Aim of the task
Everything in the listing below must be set down again exactly, apart from the pictures.

Material for this task
————
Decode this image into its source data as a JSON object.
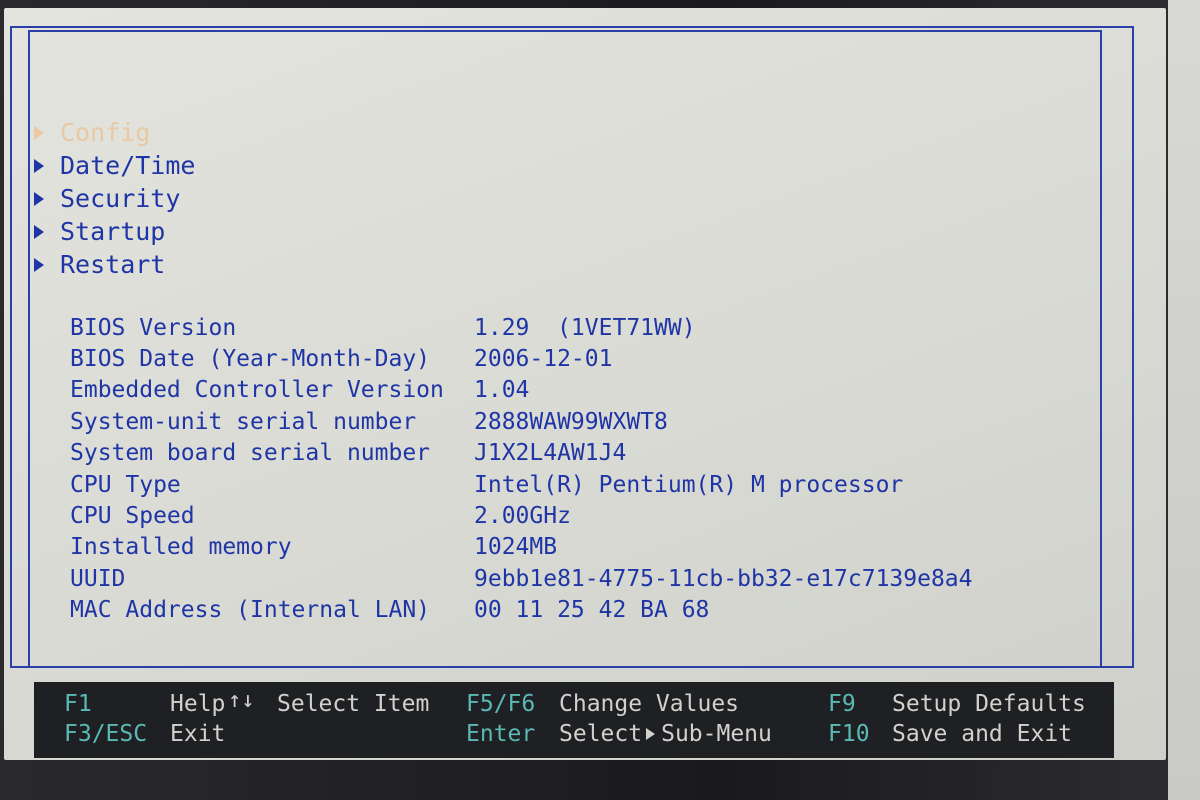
{
  "menu": {
    "items": [
      {
        "label": "Config",
        "active": true
      },
      {
        "label": "Date/Time",
        "active": false
      },
      {
        "label": "Security",
        "active": false
      },
      {
        "label": "Startup",
        "active": false
      },
      {
        "label": "Restart",
        "active": false
      }
    ]
  },
  "info": {
    "rows": [
      {
        "label": "BIOS Version",
        "value": "1.29  (1VET71WW)"
      },
      {
        "label": "BIOS Date (Year-Month-Day)",
        "value": "2006-12-01"
      },
      {
        "label": "Embedded Controller Version",
        "value": "1.04"
      },
      {
        "label": "System-unit serial number",
        "value": "2888WAW99WXWT8"
      },
      {
        "label": "System board serial number",
        "value": "J1X2L4AW1J4"
      },
      {
        "label": "CPU Type",
        "value": "Intel(R) Pentium(R) M processor"
      },
      {
        "label": "CPU Speed",
        "value": "2.00GHz"
      },
      {
        "label": "Installed memory",
        "value": "1024MB"
      },
      {
        "label": "UUID",
        "value": "9ebb1e81-4775-11cb-bb32-e17c7139e8a4"
      },
      {
        "label": "MAC Address (Internal LAN)",
        "value": "00 11 25 42 BA 68"
      }
    ]
  },
  "footer": {
    "f1_key": "F1",
    "f1_desc": "Help",
    "arrows": "↑↓",
    "select_item": "Select Item",
    "f5f6_key": "F5/F6",
    "f5f6_desc": "Change Values",
    "f9_key": "F9",
    "f9_desc": "Setup Defaults",
    "f3_key": "F3/ESC",
    "f3_desc": "Exit",
    "enter_key": "Enter",
    "enter_desc_a": "Select",
    "enter_desc_b": "Sub-Menu",
    "f10_key": "F10",
    "f10_desc": "Save and Exit"
  },
  "colors": {
    "text": "#1f35a6",
    "highlight": "#e8c9a4",
    "key": "#5ab9b4",
    "footer_bg": "#1f2023",
    "screen_bg": "#dcdcd6"
  }
}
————
Exercise output
Decode this image into its source data as a JSON object.
{
  "menu": {
    "items": [
      {
        "label": "Config",
        "active": true
      },
      {
        "label": "Date/Time",
        "active": false
      },
      {
        "label": "Security",
        "active": false
      },
      {
        "label": "Startup",
        "active": false
      },
      {
        "label": "Restart",
        "active": false
      }
    ]
  },
  "info": {
    "rows": [
      {
        "label": "BIOS Version",
        "value": "1.29  (1VET71WW)"
      },
      {
        "label": "BIOS Date (Year-Month-Day)",
        "value": "2006-12-01"
      },
      {
        "label": "Embedded Controller Version",
        "value": "1.04"
      },
      {
        "label": "System-unit serial number",
        "value": "2888WAW99WXWT8"
      },
      {
        "label": "System board serial number",
        "value": "J1X2L4AW1J4"
      },
      {
        "label": "CPU Type",
        "value": "Intel(R) Pentium(R) M processor"
      },
      {
        "label": "CPU Speed",
        "value": "2.00GHz"
      },
      {
        "label": "Installed memory",
        "value": "1024MB"
      },
      {
        "label": "UUID",
        "value": "9ebb1e81-4775-11cb-bb32-e17c7139e8a4"
      },
      {
        "label": "MAC Address (Internal LAN)",
        "value": "00 11 25 42 BA 68"
      }
    ]
  },
  "footer": {
    "f1_key": "F1",
    "f1_desc": "Help",
    "arrows": "↑↓",
    "select_item": "Select Item",
    "f5f6_key": "F5/F6",
    "f5f6_desc": "Change Values",
    "f9_key": "F9",
    "f9_desc": "Setup Defaults",
    "f3_key": "F3/ESC",
    "f3_desc": "Exit",
    "enter_key": "Enter",
    "enter_desc_a": "Select",
    "enter_desc_b": "Sub-Menu",
    "f10_key": "F10",
    "f10_desc": "Save and Exit"
  },
  "colors": {
    "text": "#1f35a6",
    "highlight": "#e8c9a4",
    "key": "#5ab9b4",
    "footer_bg": "#1f2023",
    "screen_bg": "#dcdcd6"
  }
}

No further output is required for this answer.